§ Data under study
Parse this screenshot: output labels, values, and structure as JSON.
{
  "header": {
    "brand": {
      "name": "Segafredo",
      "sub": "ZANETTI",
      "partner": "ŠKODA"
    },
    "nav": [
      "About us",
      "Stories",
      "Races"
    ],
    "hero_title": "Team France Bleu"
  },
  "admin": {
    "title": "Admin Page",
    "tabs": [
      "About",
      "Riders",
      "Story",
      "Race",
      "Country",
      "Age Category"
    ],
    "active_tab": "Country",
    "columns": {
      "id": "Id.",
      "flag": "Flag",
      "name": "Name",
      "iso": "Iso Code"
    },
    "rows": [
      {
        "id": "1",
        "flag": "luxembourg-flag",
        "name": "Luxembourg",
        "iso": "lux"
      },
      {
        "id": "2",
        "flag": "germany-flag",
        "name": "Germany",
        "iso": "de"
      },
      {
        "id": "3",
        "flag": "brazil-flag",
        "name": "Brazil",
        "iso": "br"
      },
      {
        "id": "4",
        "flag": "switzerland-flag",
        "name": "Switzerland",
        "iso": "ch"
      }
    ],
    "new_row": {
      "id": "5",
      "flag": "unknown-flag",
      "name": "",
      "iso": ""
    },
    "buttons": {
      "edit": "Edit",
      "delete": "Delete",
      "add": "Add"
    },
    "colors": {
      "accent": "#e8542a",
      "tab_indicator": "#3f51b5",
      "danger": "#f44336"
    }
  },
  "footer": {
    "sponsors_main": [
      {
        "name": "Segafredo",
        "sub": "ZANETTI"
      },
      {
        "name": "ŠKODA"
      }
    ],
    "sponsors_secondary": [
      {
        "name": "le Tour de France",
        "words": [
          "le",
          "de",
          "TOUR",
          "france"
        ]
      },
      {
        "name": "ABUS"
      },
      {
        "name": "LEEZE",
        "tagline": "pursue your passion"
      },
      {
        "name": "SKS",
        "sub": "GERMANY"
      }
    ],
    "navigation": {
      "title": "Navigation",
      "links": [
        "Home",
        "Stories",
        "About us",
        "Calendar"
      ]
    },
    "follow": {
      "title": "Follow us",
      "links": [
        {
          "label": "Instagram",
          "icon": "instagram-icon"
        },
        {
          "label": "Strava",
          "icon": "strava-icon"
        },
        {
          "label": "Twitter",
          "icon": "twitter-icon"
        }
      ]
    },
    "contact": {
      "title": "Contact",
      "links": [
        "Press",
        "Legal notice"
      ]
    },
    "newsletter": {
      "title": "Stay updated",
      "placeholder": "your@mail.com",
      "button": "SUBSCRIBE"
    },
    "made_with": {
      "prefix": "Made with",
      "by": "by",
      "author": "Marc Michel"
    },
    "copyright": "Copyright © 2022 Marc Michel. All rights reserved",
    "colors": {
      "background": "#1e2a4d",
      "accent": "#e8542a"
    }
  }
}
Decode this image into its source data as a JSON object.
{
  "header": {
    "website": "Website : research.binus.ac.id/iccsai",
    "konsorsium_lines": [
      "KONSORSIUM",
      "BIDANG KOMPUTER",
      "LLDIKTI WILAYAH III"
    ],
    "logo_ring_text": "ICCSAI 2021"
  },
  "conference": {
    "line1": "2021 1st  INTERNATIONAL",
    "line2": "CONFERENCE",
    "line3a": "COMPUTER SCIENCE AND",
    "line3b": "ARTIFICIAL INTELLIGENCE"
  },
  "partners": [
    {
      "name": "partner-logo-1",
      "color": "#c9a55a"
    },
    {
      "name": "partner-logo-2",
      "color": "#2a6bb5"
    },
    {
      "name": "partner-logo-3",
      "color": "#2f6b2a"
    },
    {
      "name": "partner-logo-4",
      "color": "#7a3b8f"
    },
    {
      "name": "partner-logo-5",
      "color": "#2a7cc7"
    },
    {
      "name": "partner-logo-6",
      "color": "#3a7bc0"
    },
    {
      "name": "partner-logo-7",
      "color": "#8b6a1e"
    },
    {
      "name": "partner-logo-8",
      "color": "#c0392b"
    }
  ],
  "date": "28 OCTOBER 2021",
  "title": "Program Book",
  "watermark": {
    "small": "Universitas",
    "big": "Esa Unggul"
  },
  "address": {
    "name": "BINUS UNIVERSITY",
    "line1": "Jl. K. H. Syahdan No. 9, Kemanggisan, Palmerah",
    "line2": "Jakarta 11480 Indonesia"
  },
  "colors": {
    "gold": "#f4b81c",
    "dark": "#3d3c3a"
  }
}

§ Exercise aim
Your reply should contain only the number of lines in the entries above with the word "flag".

§ Answer section
6